Monday, October 22, 2012

Overseas Family

Traveling is an integral and completely vital part of my life. Though I don't get outside the United States as much as I'd like to, I crave it on a daily, almost hourly, basis. In my blood, deep in my bones, there exists a need to hear other languages, walk unfamiliar streets, and eat foreign food. I used to consider it a plague, something to be ignored and gotten past, but I've learned to accept it as part of myself. And fortunately, its a part of a lot of people who are very close to me as well. Even as close as my older sister, my sister-in-law and her family. And I love that they are where they are.

I love it until I come to face to face with the reality of it.

At the end of last week a car bomb was detonated in Beirut, Lebanon, killing at least three people and leaving over 80 people injured.

Bomb. Detonated. In the city my sister lives in. 

About a year ago my husband and I had the opportunity of visiting her in Lebanon, and we really enjoyed the country, people and culture. However, since leaving, a veritable civil war has erupted in Syria, increasing tensions in neighboring Lebanon exponentially. My sister has been great at explaining if we have any reason to worry, and up until this weekend, we didn't. But stuff happens. And people respond violently sometimes. And sometimes, it scares the living shit out of me.

I don't have to write about who my sister is to me. She's my sister. A best friend, mentor, confidant and pillar in my life. Childhood grew us together in ways most people don't experience, and I have turned to her wisdom more times than I can remember. But now I can't get past the fear of where she is. I try to ignore it, but honestly, I'm scared and worried. I don't have a positive spin on it, this time. I have faith that she won't try to act as a vigilante and will board the first plane home if the situation worsens. Selfishly, though, I wish she'd get on a plane now anyway.

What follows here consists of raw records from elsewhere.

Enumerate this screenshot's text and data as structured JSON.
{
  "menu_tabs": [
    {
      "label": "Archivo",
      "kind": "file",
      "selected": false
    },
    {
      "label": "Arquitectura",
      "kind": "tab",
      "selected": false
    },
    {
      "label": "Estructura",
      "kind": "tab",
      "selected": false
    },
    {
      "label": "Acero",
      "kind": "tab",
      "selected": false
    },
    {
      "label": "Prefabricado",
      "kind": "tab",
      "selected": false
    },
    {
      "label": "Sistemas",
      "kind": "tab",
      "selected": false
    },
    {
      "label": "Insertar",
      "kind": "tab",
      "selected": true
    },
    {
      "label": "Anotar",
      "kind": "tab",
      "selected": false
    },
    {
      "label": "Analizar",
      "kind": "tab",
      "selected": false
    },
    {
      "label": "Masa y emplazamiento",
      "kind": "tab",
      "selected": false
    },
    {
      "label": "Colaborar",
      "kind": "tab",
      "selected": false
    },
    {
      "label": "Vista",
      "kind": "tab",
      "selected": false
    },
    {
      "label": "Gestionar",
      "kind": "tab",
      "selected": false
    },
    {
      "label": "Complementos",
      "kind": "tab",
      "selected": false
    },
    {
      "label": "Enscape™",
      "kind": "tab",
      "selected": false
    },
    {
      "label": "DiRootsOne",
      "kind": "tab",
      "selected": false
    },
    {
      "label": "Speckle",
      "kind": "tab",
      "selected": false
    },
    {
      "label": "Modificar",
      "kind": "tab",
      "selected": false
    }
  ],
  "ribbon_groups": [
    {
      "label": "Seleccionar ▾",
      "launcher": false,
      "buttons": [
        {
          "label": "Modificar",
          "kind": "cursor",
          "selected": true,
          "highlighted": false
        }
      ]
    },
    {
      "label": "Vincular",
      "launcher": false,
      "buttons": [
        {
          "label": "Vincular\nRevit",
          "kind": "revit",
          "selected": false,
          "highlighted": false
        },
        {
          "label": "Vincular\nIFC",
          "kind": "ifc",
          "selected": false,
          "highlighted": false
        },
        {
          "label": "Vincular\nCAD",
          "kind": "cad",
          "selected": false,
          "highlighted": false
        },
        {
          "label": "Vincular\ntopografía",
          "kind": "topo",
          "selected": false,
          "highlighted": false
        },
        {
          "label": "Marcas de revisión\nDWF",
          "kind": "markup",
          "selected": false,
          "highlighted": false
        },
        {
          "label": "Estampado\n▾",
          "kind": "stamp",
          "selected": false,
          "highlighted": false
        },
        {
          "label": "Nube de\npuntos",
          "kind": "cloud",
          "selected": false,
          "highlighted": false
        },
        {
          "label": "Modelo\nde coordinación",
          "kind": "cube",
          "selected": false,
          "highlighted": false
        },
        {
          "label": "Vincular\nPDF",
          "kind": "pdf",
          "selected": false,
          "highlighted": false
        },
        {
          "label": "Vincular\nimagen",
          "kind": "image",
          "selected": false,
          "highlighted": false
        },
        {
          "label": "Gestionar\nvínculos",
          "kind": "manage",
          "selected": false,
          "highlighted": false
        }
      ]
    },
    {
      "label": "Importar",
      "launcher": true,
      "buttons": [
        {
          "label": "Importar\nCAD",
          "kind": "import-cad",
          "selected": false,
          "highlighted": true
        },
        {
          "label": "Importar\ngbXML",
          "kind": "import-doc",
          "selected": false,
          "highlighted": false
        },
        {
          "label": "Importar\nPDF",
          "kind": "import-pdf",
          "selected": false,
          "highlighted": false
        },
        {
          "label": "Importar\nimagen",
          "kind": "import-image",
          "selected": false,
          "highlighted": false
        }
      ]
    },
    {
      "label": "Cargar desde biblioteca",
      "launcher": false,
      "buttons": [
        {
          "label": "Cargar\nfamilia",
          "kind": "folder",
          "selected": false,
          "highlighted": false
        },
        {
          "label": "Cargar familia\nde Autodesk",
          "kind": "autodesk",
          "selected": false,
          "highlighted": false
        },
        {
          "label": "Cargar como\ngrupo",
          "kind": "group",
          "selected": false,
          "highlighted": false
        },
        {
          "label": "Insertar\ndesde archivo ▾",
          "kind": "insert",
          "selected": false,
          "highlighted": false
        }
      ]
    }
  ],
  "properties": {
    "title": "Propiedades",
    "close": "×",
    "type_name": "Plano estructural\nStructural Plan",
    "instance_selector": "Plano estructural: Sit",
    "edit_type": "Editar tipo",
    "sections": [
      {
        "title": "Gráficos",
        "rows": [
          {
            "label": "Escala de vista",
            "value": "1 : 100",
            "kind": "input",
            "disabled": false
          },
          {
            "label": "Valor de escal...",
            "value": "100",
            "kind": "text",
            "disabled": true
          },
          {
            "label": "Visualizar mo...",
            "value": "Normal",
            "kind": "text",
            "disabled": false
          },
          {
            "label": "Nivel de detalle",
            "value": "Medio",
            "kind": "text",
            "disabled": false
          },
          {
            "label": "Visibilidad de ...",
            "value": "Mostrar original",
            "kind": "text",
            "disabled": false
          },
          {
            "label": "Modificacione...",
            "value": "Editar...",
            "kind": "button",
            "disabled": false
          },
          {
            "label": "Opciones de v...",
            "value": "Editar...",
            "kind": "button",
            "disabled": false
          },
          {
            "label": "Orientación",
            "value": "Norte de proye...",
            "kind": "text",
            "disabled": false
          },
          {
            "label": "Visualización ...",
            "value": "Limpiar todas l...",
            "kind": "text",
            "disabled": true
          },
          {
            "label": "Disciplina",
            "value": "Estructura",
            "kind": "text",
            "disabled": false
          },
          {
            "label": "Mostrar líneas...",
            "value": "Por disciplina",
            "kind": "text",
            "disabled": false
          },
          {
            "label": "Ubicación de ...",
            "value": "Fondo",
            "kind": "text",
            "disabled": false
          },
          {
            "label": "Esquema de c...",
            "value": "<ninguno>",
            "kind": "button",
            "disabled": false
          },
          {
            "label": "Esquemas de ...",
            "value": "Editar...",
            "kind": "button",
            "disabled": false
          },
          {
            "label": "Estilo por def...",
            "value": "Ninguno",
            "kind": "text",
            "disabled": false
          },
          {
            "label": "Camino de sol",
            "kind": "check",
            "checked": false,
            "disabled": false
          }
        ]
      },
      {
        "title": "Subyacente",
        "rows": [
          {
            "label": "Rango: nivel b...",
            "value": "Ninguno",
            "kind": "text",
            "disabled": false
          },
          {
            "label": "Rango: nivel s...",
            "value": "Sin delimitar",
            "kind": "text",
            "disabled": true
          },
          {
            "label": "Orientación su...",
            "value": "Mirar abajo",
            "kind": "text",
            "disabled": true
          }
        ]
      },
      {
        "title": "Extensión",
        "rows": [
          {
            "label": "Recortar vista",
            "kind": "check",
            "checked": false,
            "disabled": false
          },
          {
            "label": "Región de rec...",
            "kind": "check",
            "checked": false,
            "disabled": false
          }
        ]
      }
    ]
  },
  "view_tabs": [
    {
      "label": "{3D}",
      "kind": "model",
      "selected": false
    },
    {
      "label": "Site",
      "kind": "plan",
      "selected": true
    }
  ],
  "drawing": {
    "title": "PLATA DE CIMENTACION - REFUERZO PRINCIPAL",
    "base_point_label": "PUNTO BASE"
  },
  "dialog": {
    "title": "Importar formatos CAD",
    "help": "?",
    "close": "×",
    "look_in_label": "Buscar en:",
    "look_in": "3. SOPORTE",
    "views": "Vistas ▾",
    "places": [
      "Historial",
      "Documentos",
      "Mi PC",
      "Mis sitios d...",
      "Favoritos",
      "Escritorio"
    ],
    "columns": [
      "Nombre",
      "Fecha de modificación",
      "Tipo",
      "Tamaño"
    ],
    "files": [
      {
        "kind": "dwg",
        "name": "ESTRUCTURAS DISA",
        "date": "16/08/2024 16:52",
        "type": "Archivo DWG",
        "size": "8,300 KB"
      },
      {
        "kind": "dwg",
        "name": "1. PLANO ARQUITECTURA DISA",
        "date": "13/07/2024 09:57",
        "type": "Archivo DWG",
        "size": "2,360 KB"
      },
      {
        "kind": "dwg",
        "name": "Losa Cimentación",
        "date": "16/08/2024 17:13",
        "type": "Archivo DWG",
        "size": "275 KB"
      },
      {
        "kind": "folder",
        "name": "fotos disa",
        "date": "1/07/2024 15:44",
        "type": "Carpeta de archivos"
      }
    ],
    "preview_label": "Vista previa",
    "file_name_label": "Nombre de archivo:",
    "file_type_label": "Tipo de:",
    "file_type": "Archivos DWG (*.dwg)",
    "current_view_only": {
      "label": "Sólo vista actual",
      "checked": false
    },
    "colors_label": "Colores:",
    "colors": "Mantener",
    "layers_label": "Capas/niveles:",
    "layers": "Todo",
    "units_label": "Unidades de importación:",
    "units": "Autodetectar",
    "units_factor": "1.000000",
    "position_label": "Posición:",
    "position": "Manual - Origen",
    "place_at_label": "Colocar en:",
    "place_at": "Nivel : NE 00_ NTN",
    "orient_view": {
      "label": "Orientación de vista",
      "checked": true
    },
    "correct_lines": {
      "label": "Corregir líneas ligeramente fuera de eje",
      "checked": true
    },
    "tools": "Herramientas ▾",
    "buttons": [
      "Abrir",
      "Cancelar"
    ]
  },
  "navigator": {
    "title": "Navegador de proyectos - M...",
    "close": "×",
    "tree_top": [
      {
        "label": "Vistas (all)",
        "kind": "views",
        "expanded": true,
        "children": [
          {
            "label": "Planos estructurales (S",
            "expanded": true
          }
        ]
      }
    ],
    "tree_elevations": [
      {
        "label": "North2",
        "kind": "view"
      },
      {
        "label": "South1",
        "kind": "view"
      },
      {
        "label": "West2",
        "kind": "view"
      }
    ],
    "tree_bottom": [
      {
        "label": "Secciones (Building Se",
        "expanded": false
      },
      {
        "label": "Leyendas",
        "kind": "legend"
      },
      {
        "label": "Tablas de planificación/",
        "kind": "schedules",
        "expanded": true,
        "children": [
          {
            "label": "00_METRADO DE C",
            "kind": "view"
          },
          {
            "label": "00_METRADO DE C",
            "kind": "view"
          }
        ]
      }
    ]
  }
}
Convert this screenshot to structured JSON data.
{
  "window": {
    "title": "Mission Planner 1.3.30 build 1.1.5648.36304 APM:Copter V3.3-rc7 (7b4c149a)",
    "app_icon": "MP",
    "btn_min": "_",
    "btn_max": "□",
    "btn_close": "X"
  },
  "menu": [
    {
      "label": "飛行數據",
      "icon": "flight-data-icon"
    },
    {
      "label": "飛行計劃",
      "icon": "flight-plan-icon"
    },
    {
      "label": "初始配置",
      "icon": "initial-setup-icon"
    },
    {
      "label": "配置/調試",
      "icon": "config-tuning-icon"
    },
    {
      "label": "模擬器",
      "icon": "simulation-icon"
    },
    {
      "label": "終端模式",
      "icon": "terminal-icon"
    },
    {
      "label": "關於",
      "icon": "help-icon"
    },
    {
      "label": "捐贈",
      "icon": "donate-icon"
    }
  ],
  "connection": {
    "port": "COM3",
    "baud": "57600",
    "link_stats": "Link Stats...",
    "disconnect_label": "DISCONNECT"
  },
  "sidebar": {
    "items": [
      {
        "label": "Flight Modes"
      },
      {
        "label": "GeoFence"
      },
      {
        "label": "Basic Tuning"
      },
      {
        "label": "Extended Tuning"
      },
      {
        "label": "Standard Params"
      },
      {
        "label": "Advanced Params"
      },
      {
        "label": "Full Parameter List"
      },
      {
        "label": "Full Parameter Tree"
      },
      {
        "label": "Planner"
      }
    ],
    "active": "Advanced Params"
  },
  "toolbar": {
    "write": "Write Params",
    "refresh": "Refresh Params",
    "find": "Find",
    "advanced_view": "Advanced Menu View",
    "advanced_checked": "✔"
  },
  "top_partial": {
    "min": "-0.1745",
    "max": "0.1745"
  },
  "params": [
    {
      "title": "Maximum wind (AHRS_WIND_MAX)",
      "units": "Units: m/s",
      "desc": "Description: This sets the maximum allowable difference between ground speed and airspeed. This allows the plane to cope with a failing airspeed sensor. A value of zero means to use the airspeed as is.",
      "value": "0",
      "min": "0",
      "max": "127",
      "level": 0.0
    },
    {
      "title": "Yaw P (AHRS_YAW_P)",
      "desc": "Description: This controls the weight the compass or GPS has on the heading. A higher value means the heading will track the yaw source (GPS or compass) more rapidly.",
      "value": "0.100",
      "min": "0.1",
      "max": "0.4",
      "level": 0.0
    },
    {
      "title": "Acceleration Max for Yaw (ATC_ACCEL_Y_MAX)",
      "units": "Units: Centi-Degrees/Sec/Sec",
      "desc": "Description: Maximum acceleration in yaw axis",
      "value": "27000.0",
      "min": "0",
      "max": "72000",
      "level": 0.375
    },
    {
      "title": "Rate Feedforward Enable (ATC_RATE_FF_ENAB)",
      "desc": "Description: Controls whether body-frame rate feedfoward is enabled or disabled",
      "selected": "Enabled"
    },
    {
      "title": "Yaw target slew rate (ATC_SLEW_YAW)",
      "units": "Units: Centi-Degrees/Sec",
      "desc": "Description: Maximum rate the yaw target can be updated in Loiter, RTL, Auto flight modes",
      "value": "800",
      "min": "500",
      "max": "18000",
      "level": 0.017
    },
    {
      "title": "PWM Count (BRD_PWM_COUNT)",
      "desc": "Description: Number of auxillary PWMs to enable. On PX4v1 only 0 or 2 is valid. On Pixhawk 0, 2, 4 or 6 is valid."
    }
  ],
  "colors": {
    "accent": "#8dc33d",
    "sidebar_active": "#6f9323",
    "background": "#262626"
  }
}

But that is only because of my own fear.

A fear that is acting selfishly, one-sided, narrowly-visioned. Its the risk of loving people, and respecting their free-will: it might end up hurting you. It might end up scaring you. But free-will is what makes us human, what makes us individuals. We can't very well attempt to rob one person of it without always expecting it of others, which will rob the world of a lot of incredibly beautiful things. Things that came out of places of danger and fear.

So now I will just pray and hope for her safe return.

No comments:

Post a Comment